It wasn't the films or the music or the theme or the presenters or the acceptance speeches or the sound editing you don't care about that made the Oscars suck.

It was the hosts.

James Franco and Anne Hathaway did a poor job. It's not entirely their fault. Shame on Oscar for thinking it can get away with hiring actors as hosts. Is it because nobody wants the job? Previous hosts have included some very funny people with presence, timing, and charm. The stuff you can't teach. Over the last decade hosts have included comics such as Ellen Degeneres, Steve Martin, Chris Rock, Whoopi Goldberg, David Letterman. But the majority of the job in its 83 year history, has been filled by Bob Hope, Johnny Carson and Billy Crystal. Icons.

Presenters are off the hook because they're only up there to present, announce, get lost. However some have more presence in that category than others, even for a short while. Justin Timberlake and Mila Kunis were off, Robert Downey Jr. and Jude Law were funny, Kirk Douglas was old and funny.

The Academy's history reads in part, that it is, "Dedicated to the advancement of the arts and sciences of motion pictures, the Academy’s corporate management and general policies are overseen by a Board of Governors, which includes representatives from each of the craft branches."

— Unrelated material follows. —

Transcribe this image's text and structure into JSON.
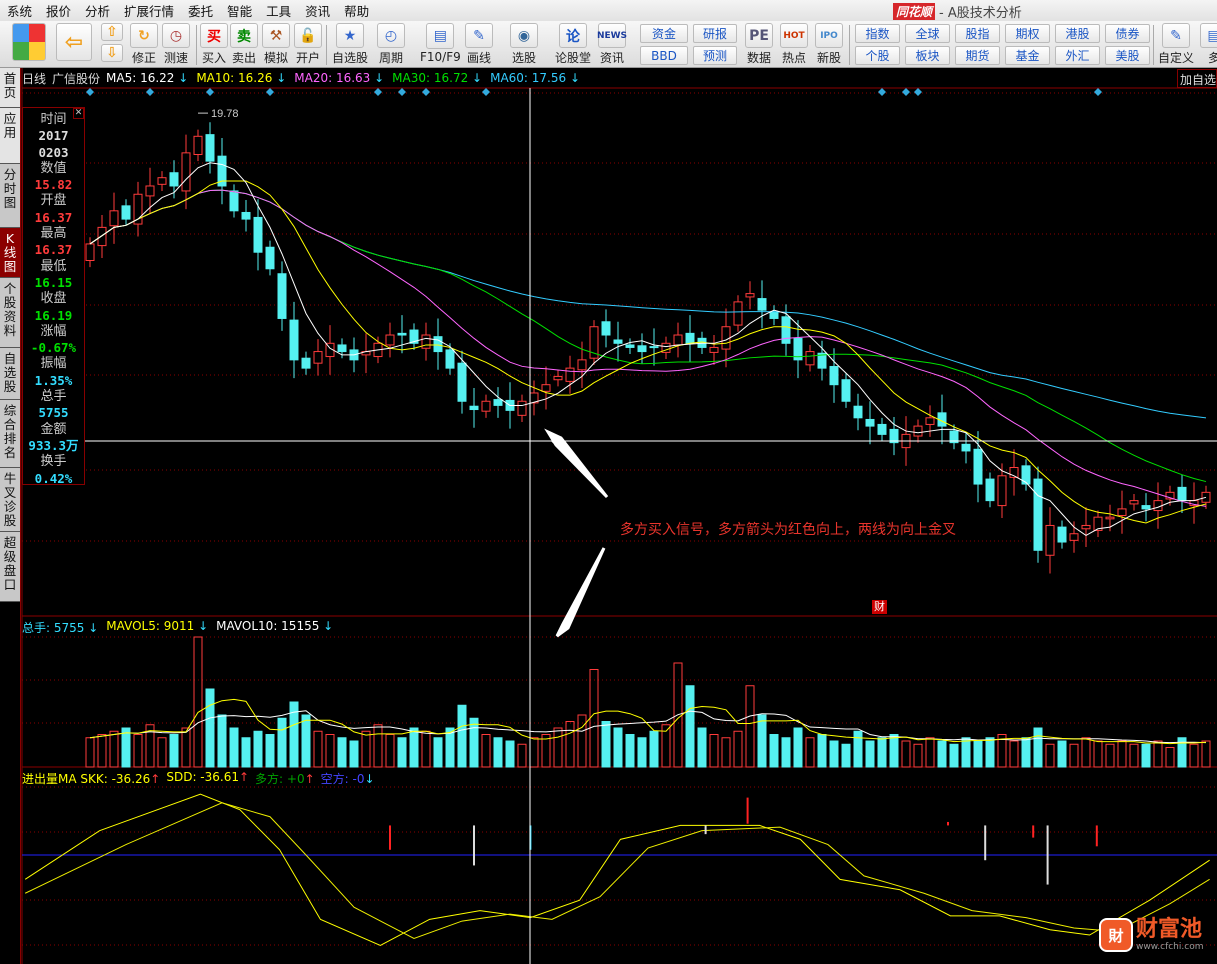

Wonderful.

But, if it's dedicated to advancement, why is it going backward? It started heading south in 2009 with Hugh Jackman as host. Albeit a talented actor, Wolverine is not a standup comic, nor a talk show host. But he was more entertaining than this year. I still wonder if midway through the show someone called Billy Crystal at home and said, how fast can you get here? He's that good. When he took the stage he was comfortable, engaging, witty, and funny. You wanted to watch him.

Billy Crystal is all those things. He is also present. He performs. He listens. He reacts. I heard a reporter on the radio say, "It looked as if Franco was watching a show he was also hosting." The man was distracted. And full of himself. And not funny. Fail.

I agree with Jesse Wente's (cbc.ca) take. "You know something is wrong when one of the funniest jokes of the night is from a hologram of Bob Hope 60 years ago," he said.

But it was nice to see Trent Reznor win and Melissa Leo drop the f-bomb and Christian Bale forget his wife's name. Who does that? I thought he was king of the assholes since the fit about the lighting guy. This bumps his status to Emperor. Was he caught up in the moment? You might forgive someone else, but a jerk who is a jerk is still a jerk. A real prize, that one.

Receiving the award is in itself, a present. A prize. To receive a symbol of excellence recognized by 6,000 people in a Members Only club, who choose the best of the best, by voting on secret ballots. Kind of underground and clandestine when you get right down to it. And the winner ends up in a club of its own. Everlasting glory, fame and a not so little gold statue for the mantlepiece, coffee table, den, bookshelf, kids room.

"Since the initial awards banquet on May 16, 1929, in the Hollywood Roosevelt Hotel’s Blossom Room, 2,701 statuettes have been presented." (oscars.org)

Still, I'm glad I don't have cable. I would have felt ripped off from such lousy value. I watched the show on the TV in the gym in my building. Then after an hour and a half workout, I went back to the apartment and caught snippits on a website that was streaming it for free. I saw enough.

Jennifer Westaway (cbc.ca) summed it up diplomatically. The show was "polished and predictable."

I'm also glad Inception didn't win.